---- Materials provided
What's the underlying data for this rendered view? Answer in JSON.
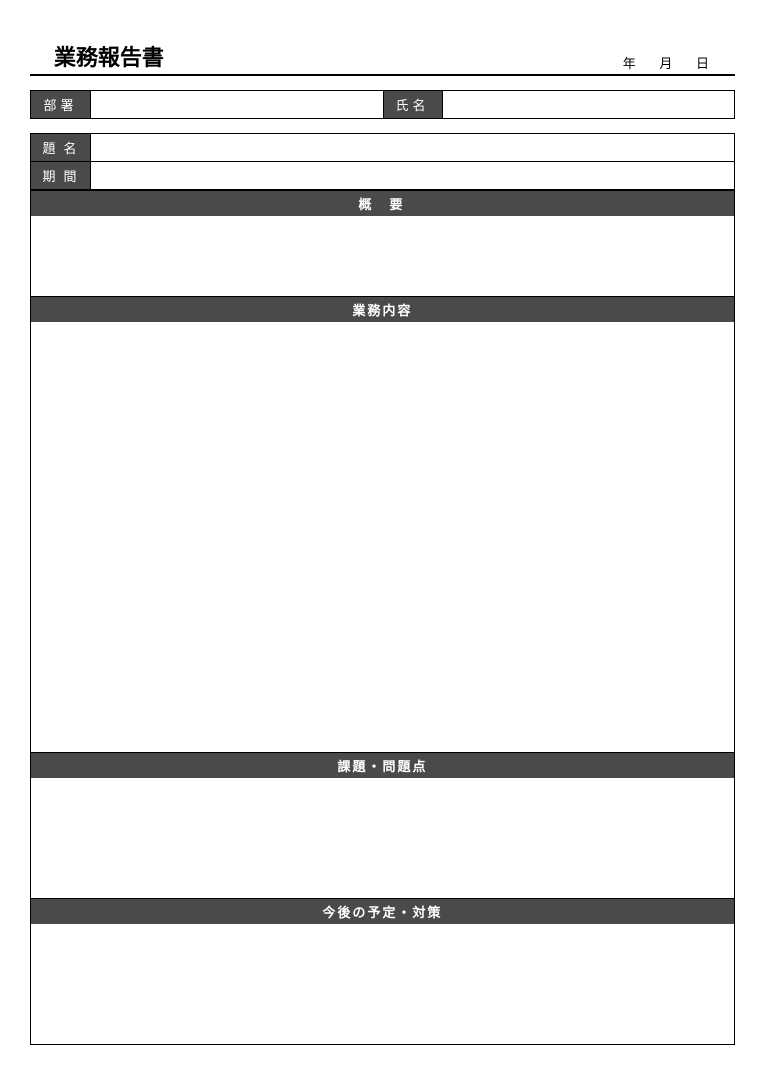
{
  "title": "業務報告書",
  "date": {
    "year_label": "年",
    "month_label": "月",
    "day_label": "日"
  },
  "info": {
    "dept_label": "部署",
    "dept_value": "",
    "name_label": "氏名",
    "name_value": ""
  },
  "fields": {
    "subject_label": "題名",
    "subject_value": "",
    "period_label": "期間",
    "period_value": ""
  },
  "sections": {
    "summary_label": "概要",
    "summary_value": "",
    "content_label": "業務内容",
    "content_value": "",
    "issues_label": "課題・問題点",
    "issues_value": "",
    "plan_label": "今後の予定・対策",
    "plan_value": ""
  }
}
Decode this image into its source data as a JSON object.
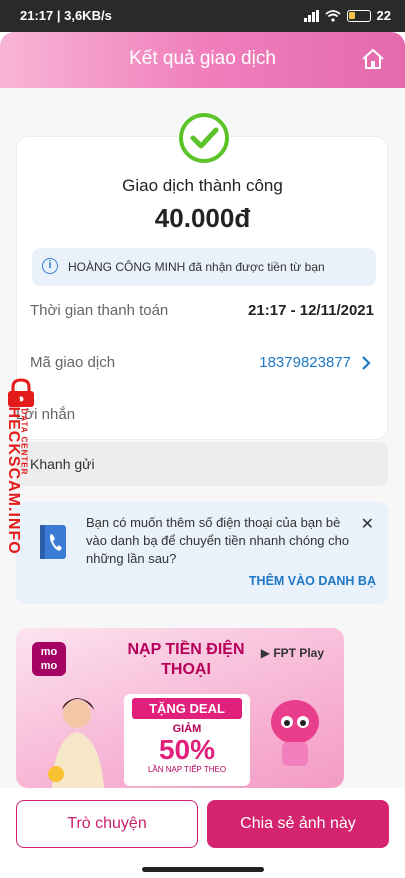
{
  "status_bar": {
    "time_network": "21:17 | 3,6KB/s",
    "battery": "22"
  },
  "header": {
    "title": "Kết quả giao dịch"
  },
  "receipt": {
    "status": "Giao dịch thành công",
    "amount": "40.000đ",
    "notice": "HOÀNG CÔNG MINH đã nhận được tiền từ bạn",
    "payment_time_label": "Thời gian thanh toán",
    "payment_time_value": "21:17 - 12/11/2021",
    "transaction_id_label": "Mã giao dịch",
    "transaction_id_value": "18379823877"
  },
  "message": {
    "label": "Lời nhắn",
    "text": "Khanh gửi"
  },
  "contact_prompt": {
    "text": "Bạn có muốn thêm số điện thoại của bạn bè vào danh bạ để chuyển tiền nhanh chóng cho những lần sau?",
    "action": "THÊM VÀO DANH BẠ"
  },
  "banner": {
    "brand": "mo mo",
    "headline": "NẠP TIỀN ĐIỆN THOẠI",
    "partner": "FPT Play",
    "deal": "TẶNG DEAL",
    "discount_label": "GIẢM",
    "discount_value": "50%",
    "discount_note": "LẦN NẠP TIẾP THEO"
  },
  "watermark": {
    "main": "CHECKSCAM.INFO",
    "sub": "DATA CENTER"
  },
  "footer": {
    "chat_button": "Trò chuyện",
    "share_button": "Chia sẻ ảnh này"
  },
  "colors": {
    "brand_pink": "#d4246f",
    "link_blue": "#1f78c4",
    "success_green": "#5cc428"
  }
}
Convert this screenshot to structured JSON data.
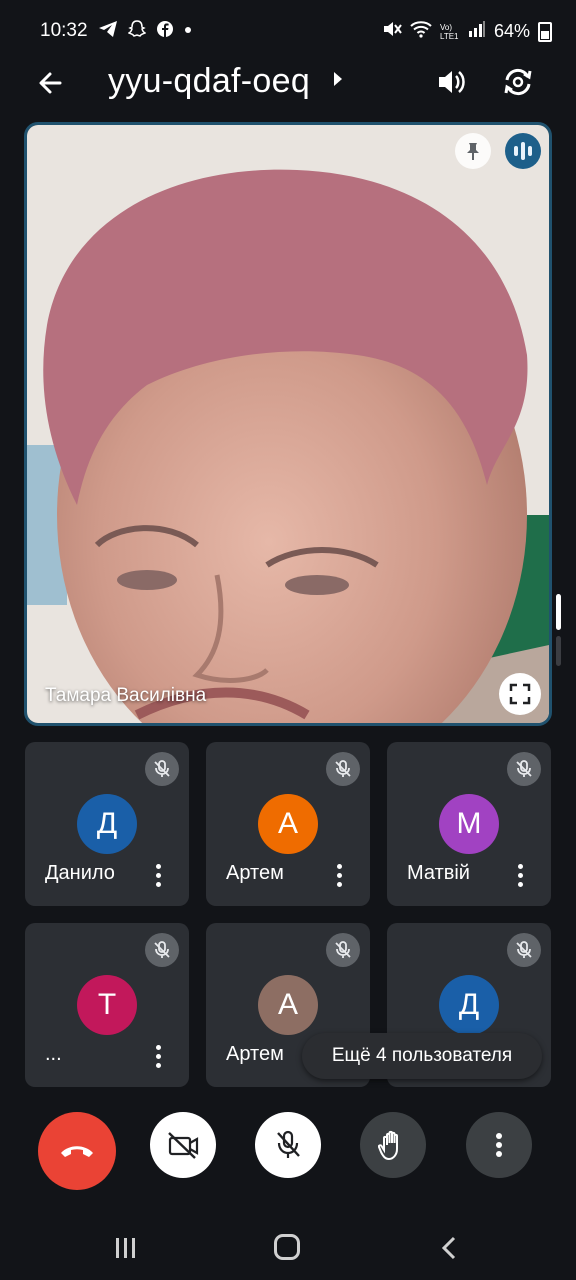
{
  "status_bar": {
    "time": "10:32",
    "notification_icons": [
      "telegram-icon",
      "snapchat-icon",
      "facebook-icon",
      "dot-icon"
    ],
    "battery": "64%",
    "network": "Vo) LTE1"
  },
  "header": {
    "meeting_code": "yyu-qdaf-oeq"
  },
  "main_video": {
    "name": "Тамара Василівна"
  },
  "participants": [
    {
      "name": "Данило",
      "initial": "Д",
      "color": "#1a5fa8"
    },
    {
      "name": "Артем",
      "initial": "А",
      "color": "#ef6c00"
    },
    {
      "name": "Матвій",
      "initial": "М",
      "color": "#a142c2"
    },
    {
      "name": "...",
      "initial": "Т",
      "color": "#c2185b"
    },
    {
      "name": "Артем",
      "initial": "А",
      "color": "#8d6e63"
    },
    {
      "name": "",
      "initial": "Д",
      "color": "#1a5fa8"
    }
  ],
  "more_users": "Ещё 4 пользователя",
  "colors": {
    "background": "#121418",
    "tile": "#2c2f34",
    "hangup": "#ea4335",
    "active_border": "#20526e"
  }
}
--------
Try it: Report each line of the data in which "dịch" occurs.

The completed task:
    "title": "Kết quả giao dịch"
    "status": "Giao dịch thành công",
    "transaction_id_label": "Mã giao dịch",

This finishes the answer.